American higher education is an enterprise that has yet to address the fundamental issues of how academic programs and institutions must be transformed to serve the changing educational needs of a knowledge economy. It has yet to successfully confront the impact of globalization, rapidly evolving technologies, an increasingly diverse and aging population, and an evolving marketplace characterized by new needs and new paradigms.
We fear that university standards have become diluted and teaching methods outdated.
Grade inflation continues to increase on college campuses with no apparent correlation to higher levels of student achievement.
Despite the rapid increase in higher-education costs, there is no evidence that learning outcomes have improved. To the contrary, some aggregate measures of student learning have actually declined.
[W]e see a lack of clarity and purpose about what faculty should teach and what students should learn to become informed, engaged and productive citizens capable of prospering in an interconnected global community. Simply put, many undergraduates are being shortchanged at a time when they should be developing essential writing, critical thinking and quantitative skills.
Students are often not required to take core subjects fundamental to a liberal education. A survey of 50 colleges and universities, including all of the Big Eight and Big Ten universities, the Ivy League, the Seven Sisters colleges, and an additional grouping of 13 colleges, found that not one of the surveyed colleges or universities required a general course in economics [emphasis added].

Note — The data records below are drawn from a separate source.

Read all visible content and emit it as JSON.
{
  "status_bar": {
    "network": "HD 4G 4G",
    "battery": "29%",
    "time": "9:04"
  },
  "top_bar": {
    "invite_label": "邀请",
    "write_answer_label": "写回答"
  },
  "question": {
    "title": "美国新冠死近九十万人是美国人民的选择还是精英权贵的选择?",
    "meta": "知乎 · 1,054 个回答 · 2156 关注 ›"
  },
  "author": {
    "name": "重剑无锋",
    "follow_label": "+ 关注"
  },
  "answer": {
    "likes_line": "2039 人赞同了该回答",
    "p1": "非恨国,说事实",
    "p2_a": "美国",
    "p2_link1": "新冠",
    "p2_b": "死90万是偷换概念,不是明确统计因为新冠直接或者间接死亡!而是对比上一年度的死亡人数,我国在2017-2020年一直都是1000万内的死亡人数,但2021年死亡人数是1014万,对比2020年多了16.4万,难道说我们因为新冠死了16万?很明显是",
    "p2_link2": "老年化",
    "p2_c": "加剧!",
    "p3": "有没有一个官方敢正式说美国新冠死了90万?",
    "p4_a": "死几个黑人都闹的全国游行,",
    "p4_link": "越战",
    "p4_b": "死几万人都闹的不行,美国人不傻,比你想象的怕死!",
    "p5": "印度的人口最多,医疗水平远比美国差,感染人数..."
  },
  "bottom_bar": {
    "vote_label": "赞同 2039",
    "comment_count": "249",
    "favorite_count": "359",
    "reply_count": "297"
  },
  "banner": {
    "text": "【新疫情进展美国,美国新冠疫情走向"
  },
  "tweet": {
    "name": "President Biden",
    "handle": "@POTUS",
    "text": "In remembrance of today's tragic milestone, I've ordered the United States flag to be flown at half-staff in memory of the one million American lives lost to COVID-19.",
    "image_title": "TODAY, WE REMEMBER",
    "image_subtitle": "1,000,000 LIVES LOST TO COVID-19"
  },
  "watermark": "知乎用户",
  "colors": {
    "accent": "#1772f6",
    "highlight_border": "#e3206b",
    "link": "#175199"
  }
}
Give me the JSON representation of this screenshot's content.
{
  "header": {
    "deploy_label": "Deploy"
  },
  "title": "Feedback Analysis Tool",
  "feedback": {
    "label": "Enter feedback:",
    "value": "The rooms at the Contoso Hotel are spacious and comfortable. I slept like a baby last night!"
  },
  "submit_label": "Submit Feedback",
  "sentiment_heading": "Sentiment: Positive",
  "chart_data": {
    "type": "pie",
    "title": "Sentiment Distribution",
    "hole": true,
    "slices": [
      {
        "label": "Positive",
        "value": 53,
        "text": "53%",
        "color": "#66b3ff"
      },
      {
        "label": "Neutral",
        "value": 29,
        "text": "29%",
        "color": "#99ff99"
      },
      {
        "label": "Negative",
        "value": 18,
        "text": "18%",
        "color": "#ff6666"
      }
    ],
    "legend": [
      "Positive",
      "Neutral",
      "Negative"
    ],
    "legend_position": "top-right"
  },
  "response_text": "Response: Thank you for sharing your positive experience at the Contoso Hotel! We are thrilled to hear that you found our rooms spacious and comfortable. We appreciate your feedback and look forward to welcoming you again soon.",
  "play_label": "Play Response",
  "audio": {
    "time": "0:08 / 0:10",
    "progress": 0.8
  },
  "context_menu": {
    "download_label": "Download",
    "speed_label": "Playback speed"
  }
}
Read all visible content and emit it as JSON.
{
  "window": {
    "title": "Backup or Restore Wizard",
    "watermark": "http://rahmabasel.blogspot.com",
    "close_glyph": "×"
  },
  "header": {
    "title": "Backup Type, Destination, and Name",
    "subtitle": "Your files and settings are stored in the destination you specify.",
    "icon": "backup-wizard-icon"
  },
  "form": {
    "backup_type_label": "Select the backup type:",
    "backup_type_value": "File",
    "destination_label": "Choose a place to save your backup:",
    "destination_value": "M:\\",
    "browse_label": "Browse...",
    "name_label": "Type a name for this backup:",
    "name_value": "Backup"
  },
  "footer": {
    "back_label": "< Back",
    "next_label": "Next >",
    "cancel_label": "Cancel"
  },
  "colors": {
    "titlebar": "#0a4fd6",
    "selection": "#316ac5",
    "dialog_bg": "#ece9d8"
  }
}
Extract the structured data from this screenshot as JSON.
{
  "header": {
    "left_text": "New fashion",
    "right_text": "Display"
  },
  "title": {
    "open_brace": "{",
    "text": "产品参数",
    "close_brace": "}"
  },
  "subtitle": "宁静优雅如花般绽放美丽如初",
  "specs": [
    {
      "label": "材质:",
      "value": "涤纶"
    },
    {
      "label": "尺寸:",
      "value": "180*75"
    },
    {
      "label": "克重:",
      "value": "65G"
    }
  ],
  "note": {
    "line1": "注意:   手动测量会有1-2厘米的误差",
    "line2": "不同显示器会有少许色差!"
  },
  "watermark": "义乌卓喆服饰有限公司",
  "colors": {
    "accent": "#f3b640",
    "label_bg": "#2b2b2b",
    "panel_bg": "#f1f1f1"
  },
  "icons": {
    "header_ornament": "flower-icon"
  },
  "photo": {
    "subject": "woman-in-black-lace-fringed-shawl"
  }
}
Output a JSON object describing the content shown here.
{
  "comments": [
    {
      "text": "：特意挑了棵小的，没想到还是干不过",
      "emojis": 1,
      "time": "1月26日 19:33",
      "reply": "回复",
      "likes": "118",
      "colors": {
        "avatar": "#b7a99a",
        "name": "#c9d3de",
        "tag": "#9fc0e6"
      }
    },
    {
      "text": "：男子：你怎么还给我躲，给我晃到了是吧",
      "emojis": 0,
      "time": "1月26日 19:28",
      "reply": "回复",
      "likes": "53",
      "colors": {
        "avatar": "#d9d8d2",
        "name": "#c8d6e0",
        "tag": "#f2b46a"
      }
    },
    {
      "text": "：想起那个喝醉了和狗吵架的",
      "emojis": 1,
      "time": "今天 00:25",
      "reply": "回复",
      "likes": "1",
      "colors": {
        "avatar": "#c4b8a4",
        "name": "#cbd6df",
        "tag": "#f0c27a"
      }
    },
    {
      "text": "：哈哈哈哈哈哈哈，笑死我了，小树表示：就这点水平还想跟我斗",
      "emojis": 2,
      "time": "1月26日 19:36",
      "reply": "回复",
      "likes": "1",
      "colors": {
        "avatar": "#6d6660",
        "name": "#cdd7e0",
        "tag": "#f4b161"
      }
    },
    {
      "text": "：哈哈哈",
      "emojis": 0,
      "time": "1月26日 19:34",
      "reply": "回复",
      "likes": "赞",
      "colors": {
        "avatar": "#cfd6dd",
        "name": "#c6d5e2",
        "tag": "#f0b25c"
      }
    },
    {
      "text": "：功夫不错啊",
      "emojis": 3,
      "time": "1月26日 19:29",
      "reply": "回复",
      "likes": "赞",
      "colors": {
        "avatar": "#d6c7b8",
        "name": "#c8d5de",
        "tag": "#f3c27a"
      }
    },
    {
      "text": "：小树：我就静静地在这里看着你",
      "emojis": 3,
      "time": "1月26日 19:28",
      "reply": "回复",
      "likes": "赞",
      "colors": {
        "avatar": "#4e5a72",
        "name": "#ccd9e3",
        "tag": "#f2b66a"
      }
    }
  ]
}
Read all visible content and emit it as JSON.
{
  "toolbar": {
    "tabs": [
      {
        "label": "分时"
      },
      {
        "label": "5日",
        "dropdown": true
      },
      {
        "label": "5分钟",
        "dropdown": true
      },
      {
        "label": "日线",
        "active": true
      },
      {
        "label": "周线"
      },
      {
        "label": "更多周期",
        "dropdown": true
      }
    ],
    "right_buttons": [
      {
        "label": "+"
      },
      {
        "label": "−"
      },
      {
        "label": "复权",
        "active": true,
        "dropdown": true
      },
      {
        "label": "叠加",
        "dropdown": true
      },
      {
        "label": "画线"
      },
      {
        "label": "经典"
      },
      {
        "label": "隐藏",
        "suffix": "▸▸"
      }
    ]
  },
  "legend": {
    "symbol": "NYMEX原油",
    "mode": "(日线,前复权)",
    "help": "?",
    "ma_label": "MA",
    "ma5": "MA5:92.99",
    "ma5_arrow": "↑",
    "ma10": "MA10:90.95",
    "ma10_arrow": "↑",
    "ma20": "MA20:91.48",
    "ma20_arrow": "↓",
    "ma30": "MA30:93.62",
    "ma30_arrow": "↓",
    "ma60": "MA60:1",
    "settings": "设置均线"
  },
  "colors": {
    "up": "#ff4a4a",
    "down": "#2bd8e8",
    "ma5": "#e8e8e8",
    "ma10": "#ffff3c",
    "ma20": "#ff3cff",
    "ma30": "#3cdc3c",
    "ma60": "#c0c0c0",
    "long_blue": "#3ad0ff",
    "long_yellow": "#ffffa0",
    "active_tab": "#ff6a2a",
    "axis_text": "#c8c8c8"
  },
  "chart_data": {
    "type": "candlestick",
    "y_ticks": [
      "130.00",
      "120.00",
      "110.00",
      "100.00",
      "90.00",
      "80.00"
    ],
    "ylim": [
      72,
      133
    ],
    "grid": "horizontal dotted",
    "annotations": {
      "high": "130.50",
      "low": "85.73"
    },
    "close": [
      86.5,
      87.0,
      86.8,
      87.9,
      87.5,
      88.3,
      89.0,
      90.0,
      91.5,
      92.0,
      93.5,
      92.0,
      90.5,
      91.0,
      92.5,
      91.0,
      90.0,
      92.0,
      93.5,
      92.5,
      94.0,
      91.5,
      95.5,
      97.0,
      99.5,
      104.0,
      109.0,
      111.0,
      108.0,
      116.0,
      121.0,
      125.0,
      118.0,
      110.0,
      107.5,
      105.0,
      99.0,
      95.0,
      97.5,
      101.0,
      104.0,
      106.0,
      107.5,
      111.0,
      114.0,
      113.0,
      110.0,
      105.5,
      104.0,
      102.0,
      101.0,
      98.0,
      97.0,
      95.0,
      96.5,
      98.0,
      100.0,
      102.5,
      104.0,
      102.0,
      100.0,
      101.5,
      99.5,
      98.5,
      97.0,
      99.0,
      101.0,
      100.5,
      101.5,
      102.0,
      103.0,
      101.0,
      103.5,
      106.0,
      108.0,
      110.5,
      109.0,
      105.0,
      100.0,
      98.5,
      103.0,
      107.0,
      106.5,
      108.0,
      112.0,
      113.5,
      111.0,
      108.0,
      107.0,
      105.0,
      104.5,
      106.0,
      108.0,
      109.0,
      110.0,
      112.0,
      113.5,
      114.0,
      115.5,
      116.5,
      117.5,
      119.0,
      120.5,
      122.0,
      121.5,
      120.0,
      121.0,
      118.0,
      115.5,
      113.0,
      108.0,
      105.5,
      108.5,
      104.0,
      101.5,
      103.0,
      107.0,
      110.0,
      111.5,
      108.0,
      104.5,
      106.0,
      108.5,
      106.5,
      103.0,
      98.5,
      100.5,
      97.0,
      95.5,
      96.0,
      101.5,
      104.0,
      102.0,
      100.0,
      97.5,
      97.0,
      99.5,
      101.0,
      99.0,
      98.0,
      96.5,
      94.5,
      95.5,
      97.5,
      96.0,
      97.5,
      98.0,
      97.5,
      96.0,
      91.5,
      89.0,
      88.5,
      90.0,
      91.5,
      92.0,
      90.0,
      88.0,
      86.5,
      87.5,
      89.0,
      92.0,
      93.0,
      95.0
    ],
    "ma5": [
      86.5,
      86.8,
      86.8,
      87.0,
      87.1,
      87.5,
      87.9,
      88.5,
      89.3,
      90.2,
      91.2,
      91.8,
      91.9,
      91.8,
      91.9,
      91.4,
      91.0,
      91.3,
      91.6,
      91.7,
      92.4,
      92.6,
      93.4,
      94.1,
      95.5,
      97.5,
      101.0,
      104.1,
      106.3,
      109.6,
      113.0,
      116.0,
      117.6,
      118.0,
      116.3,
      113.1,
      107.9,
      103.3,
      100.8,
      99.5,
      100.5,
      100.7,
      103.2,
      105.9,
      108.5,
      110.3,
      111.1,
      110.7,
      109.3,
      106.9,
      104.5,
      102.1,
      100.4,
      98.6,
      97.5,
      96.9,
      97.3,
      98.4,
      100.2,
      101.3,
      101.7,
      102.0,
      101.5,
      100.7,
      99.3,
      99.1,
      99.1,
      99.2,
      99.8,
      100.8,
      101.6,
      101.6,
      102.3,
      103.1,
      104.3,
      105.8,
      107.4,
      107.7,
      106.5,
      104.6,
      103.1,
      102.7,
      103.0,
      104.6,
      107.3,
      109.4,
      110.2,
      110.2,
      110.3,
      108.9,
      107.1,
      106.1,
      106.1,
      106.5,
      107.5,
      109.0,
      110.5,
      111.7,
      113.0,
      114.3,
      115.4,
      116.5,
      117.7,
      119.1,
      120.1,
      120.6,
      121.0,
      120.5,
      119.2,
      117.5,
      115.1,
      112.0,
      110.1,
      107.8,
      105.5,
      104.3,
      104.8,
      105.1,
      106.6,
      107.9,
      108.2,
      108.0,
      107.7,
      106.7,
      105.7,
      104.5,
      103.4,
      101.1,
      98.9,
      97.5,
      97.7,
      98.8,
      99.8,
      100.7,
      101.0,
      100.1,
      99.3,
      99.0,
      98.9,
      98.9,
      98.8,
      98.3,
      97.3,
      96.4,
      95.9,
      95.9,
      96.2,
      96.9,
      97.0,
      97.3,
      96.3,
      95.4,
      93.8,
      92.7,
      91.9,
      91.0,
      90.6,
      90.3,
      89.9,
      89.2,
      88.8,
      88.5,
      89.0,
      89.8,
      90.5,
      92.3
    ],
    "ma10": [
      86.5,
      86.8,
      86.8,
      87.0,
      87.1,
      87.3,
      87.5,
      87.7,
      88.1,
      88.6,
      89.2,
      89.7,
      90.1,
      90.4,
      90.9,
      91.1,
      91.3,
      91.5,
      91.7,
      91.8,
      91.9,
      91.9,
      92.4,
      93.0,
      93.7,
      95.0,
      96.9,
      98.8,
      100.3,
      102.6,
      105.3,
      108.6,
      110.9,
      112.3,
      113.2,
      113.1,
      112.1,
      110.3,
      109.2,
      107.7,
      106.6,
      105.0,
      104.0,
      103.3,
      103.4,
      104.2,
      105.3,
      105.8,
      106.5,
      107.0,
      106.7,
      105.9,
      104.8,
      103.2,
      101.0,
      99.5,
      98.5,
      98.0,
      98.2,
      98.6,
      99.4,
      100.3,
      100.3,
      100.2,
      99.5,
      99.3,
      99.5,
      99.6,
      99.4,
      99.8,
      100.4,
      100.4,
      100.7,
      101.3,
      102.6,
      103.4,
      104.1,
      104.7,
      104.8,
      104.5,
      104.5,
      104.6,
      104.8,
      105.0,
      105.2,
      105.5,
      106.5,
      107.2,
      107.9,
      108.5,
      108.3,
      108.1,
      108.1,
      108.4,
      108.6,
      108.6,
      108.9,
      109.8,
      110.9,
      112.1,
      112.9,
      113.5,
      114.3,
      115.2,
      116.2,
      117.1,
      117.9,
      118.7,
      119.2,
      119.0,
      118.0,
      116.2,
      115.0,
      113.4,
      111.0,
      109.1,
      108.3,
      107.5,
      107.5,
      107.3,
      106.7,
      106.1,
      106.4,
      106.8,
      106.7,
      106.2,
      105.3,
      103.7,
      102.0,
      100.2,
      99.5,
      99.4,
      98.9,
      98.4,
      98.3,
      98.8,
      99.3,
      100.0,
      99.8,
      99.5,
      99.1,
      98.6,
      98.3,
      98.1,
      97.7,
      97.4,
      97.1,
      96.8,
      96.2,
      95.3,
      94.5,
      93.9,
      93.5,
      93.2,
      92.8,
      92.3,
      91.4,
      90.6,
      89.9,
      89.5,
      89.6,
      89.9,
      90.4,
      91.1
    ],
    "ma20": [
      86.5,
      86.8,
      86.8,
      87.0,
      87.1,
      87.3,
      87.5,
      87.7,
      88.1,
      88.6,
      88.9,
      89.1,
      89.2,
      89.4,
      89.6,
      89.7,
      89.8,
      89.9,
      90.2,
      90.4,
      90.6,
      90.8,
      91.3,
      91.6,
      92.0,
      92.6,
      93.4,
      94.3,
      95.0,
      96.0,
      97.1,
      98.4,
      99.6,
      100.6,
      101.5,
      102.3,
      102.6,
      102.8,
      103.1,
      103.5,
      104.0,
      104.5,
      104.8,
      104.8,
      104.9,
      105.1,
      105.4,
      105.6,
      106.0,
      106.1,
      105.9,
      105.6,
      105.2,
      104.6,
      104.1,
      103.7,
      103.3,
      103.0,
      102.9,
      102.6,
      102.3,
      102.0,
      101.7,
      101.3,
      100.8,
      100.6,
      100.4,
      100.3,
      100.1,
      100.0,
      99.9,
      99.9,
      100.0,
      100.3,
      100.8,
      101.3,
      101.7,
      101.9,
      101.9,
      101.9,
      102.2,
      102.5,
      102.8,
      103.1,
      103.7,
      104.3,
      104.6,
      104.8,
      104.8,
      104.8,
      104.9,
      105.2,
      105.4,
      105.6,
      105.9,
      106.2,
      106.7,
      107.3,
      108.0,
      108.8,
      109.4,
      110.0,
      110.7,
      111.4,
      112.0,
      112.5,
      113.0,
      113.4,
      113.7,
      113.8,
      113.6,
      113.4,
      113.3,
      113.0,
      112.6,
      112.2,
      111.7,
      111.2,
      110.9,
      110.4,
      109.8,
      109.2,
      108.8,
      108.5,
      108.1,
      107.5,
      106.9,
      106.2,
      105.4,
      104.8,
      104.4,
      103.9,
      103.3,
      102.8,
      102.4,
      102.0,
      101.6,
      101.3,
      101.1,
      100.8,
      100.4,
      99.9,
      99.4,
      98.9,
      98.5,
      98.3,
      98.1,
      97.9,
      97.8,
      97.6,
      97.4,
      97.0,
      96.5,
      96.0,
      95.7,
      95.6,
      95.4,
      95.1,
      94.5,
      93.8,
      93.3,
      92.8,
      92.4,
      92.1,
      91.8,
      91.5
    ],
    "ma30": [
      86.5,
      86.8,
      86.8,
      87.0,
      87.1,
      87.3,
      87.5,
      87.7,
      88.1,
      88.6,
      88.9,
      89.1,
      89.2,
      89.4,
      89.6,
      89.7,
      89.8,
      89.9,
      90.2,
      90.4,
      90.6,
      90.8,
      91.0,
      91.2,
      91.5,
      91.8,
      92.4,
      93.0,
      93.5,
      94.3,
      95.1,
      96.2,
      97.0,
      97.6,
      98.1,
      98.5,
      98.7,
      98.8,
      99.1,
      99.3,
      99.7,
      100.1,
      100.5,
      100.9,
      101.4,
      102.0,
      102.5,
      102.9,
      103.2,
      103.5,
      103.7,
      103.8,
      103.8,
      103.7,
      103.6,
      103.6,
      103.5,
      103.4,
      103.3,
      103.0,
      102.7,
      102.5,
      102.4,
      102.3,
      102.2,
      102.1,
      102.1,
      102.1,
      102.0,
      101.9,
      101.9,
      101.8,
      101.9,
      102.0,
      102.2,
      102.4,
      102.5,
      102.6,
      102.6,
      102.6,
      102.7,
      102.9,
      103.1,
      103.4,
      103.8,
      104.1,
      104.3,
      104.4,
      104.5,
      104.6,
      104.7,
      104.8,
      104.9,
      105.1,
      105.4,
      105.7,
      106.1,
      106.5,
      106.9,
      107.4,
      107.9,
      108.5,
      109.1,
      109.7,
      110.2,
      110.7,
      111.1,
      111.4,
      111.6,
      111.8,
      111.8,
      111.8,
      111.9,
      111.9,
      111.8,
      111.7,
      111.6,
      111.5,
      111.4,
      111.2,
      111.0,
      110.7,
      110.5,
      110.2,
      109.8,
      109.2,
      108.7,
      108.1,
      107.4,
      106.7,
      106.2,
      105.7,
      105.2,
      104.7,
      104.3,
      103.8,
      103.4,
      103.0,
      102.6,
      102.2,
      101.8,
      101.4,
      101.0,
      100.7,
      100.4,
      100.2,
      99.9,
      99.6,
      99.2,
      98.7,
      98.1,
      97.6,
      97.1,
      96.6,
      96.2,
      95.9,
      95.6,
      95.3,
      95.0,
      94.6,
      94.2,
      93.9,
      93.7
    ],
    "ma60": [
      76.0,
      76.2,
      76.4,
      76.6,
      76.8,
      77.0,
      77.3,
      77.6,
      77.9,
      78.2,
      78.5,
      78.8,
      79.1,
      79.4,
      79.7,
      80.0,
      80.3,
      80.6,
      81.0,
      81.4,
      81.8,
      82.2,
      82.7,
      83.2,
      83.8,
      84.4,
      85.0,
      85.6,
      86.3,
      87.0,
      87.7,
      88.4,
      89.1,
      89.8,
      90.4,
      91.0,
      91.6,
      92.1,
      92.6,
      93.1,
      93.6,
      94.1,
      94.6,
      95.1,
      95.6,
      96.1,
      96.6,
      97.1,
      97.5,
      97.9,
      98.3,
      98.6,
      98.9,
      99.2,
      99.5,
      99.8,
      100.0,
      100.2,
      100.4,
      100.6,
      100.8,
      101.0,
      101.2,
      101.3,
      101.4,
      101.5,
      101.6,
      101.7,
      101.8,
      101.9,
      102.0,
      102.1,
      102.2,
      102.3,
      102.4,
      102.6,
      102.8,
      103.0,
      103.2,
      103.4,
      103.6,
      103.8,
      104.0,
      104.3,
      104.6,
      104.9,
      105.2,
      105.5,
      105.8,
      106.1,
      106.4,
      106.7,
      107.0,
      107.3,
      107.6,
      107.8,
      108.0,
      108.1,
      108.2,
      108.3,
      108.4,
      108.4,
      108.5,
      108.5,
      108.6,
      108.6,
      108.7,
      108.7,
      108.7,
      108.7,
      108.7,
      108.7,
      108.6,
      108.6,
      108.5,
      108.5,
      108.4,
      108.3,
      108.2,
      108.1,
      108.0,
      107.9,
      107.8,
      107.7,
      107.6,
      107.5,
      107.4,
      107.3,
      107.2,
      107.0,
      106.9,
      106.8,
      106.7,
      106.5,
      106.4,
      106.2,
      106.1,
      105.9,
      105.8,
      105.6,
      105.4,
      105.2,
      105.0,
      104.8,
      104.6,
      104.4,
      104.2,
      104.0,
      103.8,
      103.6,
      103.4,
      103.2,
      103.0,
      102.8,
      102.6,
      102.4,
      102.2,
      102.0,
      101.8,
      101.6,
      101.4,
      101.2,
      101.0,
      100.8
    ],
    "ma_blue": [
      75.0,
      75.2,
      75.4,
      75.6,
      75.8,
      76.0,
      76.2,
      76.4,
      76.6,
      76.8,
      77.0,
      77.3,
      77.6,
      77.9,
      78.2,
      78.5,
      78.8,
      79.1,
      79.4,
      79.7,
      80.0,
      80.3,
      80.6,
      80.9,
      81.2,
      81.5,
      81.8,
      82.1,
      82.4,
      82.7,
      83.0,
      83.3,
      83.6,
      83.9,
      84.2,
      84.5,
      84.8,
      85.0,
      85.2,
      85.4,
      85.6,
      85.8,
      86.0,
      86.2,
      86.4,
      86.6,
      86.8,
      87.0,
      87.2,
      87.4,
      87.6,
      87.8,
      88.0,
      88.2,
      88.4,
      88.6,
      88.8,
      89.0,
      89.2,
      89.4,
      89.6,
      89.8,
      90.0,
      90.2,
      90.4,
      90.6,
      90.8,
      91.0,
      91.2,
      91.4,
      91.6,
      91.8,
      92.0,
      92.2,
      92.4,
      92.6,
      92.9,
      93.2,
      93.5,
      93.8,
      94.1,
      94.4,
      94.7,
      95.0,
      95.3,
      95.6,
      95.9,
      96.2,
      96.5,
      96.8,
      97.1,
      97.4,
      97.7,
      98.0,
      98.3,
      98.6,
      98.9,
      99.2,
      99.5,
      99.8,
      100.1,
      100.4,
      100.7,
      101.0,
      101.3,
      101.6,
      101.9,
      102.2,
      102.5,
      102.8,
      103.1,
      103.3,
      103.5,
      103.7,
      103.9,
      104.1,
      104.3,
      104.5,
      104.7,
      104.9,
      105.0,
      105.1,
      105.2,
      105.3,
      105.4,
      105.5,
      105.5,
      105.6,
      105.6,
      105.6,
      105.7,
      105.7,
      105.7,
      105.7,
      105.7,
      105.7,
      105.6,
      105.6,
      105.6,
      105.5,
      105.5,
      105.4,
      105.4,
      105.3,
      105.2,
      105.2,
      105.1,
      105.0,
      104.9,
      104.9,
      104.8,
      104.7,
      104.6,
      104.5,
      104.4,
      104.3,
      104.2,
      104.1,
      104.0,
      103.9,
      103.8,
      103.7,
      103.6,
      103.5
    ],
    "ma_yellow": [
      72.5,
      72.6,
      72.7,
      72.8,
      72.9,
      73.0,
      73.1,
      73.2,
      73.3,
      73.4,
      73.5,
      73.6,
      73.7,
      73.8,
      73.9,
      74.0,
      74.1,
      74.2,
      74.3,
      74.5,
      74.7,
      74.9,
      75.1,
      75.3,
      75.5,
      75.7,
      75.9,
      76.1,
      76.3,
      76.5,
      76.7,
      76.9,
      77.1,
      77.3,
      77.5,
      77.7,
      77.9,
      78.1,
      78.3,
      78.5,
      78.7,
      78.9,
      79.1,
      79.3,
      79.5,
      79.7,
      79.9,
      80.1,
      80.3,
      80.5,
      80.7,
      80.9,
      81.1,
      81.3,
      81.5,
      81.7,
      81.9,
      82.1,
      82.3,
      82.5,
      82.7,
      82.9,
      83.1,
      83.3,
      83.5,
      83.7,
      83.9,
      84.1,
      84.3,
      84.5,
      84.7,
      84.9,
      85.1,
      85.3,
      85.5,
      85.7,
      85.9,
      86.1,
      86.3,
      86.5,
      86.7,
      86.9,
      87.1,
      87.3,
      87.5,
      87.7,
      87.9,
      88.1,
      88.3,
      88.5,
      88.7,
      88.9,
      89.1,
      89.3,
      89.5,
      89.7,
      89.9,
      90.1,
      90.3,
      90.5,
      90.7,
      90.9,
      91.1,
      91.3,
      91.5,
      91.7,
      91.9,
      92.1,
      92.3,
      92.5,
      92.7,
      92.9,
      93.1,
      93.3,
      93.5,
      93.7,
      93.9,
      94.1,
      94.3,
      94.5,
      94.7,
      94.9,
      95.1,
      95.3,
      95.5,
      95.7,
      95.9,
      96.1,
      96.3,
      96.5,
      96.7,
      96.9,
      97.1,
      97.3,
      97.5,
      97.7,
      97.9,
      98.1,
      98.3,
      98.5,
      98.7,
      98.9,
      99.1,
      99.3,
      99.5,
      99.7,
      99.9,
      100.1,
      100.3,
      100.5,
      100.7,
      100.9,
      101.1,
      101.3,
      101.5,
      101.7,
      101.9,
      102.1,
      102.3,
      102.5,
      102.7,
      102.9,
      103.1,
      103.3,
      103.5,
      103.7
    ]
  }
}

Okay, this point wasn’t critical to the argument, but I had to include it. 🙂
While higher education prizes transparency of information, precision of data, and rigorous analysis in its own scholarship, as an enterprise it has failed to apply the same standards to itself.
We recommend that Americaâ€™s colleges and universities embrace a culture of continuous innovation and quality improvement by developing new pedagogies, curricula, and technologies to improve learning, particularly in the area of science and mathematical literacy.
Institutions should harness the power of information technology by sharing educational resources among institutions, and use distance learning to meet the educational needs of rural students and adult learners, and to enhance workforce development. We urge states and institutions to establish course redesign programs using technology-based, learner-centered principles drawing upon the innovative work already being done by organizations such as the National Center for Academic Transformation.
New initiatives such as OpenCourseWare, the Open Learning Initiative, the Sakai Project, and the Google Book project hold out the potential of providing universal access both to general knowledge and to higher education.
Many of these points echo issues I’ve blogged about in the past, such as Rebekah Nathan and Derek Boks’ books. Could we be approaching a tipping point? At this point, I’m not optimistic. Too many institutions and faculty are stuck in the old paradigm.